*Source material*

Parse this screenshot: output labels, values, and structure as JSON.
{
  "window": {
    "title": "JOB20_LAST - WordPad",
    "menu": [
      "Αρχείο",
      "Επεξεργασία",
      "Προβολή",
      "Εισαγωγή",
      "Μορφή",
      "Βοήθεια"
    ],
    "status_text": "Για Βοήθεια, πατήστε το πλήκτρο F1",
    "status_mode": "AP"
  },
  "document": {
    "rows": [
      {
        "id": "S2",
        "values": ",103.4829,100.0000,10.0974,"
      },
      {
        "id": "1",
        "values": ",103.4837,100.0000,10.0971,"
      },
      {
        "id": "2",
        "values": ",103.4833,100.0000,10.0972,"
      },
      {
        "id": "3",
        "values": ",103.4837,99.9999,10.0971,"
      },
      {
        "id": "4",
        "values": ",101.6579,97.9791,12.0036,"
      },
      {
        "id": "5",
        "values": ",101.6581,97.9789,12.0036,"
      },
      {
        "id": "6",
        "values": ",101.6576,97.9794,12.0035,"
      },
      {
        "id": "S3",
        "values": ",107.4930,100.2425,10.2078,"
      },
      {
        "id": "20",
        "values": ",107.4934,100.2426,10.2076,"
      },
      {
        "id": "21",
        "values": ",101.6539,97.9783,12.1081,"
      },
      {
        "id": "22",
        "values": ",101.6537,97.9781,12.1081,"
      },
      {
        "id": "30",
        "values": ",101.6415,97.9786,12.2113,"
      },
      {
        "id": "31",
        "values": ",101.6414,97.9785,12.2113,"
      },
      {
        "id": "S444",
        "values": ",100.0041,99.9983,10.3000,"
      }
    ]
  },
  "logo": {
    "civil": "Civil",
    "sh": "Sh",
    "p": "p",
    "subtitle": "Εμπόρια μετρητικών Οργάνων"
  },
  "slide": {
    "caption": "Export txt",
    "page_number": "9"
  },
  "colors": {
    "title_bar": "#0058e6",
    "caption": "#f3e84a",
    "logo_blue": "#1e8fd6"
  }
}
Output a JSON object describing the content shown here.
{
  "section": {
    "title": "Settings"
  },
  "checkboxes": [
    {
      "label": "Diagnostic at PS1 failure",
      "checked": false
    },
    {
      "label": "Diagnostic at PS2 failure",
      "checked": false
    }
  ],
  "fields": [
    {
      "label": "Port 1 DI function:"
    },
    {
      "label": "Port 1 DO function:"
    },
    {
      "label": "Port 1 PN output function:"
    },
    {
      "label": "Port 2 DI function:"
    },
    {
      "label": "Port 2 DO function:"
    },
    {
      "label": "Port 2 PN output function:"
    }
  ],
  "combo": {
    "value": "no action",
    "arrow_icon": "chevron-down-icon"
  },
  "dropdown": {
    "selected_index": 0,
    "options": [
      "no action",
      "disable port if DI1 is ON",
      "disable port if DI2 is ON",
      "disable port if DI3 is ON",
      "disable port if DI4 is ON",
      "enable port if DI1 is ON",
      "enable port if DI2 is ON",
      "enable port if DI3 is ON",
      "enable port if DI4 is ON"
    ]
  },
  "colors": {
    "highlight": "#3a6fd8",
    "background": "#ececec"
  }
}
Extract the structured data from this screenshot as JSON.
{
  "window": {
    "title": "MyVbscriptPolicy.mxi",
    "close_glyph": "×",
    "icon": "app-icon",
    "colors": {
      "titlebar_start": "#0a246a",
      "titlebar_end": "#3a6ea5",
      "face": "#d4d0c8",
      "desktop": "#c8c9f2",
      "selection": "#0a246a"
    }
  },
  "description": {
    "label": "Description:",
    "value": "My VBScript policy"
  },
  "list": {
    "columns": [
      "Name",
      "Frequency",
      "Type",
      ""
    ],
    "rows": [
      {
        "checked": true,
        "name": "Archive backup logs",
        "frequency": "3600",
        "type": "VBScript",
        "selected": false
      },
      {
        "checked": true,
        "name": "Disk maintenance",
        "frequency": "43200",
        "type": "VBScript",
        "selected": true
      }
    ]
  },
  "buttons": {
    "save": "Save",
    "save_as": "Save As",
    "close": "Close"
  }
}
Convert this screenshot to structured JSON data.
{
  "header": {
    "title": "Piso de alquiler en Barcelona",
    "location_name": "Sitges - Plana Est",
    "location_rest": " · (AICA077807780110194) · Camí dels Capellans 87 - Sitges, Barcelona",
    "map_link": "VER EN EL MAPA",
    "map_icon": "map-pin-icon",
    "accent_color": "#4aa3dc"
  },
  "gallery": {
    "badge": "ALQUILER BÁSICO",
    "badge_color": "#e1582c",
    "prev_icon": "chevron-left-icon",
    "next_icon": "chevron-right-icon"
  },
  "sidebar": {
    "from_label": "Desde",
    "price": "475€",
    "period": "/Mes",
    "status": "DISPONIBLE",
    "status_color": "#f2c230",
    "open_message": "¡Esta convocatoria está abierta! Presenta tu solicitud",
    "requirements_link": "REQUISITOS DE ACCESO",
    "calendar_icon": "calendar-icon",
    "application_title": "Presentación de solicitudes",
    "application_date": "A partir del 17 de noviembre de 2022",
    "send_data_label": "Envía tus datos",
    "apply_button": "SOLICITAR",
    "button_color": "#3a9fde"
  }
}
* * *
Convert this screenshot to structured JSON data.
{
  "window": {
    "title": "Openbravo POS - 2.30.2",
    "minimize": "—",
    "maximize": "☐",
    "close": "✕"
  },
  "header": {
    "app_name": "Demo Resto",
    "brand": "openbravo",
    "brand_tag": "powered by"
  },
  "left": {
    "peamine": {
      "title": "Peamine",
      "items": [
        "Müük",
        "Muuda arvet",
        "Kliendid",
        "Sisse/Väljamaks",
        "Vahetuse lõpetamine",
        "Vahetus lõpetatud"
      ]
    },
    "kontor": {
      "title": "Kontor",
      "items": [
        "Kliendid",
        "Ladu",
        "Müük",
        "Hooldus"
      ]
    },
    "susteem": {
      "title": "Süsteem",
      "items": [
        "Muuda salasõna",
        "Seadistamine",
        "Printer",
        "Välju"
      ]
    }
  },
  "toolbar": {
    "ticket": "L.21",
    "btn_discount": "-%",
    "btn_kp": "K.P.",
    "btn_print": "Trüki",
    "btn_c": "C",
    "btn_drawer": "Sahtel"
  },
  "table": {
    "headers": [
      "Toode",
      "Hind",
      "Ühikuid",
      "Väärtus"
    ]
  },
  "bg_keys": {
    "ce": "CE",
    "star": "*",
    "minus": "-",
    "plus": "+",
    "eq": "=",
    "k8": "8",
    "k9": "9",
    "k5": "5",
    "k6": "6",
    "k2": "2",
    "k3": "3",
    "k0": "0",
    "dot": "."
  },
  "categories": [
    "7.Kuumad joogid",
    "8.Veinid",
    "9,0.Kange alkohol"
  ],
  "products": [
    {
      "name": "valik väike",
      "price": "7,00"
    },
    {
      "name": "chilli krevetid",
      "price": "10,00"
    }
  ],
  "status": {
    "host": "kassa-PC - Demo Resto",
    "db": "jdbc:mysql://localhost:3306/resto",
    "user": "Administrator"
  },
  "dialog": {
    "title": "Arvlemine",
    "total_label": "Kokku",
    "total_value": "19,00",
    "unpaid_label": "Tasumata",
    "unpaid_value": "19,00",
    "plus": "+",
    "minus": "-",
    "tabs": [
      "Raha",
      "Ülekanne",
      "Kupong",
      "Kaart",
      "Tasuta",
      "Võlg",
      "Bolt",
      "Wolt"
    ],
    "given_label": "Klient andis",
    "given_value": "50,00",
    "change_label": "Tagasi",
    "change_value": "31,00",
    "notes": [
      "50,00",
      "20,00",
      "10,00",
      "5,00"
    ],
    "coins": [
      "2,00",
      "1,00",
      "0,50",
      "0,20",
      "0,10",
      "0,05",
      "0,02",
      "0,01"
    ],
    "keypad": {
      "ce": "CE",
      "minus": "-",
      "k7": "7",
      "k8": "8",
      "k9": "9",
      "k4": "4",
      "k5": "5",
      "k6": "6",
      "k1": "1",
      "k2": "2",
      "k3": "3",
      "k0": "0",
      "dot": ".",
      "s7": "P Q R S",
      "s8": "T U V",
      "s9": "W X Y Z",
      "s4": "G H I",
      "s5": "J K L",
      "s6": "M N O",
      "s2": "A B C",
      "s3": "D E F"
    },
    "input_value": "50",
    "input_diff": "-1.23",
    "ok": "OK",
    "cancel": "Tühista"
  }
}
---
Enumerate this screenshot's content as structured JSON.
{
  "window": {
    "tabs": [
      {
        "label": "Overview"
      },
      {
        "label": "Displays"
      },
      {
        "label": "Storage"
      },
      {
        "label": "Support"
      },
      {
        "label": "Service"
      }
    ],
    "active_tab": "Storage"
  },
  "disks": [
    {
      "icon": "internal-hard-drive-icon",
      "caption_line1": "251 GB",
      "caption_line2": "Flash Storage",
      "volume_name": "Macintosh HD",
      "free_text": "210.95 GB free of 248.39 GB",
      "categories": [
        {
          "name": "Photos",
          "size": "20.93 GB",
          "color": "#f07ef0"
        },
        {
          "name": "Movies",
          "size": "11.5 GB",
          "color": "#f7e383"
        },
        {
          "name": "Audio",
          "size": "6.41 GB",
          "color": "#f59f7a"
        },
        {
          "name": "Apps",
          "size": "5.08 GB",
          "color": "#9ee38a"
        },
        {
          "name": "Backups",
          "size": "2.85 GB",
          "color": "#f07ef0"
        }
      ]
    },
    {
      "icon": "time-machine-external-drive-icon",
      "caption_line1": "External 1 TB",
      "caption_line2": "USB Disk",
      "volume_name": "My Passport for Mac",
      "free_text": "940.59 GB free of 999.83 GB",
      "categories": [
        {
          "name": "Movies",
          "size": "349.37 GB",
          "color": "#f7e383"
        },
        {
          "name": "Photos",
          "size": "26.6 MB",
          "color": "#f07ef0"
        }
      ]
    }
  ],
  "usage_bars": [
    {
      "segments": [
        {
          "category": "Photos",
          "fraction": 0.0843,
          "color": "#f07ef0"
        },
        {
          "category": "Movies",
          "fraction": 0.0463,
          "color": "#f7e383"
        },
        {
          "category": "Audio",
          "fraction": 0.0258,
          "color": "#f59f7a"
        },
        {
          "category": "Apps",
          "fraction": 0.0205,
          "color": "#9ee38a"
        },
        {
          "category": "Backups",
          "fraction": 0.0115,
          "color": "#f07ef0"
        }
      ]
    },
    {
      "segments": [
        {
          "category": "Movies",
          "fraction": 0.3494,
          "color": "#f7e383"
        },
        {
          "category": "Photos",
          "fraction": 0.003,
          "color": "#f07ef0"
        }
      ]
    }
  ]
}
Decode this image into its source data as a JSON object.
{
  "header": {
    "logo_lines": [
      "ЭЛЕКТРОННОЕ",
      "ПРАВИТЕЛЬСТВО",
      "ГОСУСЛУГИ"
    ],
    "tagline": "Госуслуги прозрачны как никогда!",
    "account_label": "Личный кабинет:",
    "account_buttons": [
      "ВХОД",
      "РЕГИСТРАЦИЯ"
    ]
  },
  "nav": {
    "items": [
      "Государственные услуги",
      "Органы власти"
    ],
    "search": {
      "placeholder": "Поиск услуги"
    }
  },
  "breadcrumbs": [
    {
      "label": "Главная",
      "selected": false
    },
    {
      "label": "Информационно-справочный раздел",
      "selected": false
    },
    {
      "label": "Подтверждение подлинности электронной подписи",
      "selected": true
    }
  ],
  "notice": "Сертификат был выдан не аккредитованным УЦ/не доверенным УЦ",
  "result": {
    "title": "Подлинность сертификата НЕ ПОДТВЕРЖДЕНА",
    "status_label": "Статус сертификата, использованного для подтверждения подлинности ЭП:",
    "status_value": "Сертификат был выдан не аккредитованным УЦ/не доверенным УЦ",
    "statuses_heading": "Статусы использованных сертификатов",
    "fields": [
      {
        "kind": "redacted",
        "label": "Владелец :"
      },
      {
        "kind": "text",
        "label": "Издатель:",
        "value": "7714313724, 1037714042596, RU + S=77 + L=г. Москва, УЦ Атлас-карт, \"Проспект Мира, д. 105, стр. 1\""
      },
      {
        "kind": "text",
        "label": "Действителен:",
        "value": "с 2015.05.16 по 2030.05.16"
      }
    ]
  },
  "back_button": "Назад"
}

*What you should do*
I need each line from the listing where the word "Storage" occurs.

*Finished task*
        "label": "Storage"
    "active_tab": "Storage"
      "caption_line2": "Flash Storage",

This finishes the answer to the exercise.